*REQUIREMENT:* Below are records; work out how many of their lines contain "컨트롤러" and give only that number.

▼

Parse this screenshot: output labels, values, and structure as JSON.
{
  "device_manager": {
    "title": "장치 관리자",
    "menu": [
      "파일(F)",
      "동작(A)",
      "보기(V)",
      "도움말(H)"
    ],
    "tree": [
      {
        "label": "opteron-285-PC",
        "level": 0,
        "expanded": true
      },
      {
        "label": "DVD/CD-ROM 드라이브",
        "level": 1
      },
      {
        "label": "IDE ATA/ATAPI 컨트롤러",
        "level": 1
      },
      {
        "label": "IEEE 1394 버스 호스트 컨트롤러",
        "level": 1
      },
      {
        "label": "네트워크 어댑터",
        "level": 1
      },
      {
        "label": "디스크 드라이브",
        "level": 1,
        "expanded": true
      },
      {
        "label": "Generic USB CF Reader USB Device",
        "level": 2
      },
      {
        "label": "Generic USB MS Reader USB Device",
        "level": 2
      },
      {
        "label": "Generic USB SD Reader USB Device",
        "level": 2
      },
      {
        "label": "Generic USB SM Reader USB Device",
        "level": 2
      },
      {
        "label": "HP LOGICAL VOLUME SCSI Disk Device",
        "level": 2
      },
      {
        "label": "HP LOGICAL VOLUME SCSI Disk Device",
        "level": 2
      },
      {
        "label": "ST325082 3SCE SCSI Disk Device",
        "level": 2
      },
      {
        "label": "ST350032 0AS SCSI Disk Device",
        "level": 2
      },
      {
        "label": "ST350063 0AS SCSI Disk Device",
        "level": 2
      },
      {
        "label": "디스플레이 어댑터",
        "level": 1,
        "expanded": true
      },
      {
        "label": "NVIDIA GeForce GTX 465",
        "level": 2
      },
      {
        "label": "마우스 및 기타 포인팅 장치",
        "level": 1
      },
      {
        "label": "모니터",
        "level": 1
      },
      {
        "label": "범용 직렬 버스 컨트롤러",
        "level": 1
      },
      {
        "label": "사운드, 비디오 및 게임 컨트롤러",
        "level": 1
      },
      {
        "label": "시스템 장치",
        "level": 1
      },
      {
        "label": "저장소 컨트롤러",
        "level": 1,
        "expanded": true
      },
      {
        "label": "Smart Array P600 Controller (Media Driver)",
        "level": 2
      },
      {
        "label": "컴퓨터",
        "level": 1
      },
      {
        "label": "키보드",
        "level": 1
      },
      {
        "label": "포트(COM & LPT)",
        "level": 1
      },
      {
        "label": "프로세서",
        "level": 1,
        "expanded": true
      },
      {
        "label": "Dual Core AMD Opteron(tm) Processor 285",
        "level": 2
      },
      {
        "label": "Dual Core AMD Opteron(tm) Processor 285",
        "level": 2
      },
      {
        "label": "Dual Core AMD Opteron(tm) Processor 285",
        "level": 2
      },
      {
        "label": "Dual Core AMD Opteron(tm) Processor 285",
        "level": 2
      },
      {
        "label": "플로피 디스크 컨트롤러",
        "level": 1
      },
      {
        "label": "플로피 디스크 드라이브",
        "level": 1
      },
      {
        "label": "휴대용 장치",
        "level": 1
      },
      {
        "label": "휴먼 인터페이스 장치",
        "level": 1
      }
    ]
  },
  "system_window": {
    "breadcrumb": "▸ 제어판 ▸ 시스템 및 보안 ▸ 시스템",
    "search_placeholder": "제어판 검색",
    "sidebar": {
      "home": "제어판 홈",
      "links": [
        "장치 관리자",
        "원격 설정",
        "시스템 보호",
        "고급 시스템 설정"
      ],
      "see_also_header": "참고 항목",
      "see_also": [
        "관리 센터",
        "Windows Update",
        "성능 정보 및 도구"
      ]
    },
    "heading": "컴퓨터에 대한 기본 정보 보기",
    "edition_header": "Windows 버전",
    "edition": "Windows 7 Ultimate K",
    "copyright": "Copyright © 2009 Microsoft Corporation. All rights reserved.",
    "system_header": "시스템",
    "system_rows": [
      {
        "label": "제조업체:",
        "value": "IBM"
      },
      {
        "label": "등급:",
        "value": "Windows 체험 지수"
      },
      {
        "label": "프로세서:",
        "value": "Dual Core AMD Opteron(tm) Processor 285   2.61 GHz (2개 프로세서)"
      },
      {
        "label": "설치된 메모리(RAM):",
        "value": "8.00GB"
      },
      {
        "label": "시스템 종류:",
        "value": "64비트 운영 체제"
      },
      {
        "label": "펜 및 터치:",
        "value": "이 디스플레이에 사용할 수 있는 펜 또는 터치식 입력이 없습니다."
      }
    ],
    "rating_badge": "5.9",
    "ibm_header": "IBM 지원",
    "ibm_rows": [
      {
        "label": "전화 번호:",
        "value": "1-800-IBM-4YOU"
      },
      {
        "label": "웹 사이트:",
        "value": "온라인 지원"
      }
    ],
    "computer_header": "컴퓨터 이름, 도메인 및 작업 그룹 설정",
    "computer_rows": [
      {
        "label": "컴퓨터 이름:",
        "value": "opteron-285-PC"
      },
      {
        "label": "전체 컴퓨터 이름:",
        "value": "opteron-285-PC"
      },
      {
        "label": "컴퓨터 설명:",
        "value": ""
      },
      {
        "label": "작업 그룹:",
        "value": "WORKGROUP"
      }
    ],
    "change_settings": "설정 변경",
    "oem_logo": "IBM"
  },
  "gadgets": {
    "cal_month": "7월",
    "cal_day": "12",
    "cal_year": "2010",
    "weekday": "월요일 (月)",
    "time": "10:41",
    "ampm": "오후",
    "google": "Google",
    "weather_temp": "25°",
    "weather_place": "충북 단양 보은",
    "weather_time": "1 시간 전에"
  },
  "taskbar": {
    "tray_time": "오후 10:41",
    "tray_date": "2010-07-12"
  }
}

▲

*ANSWER TO THE EXERCISE:* 6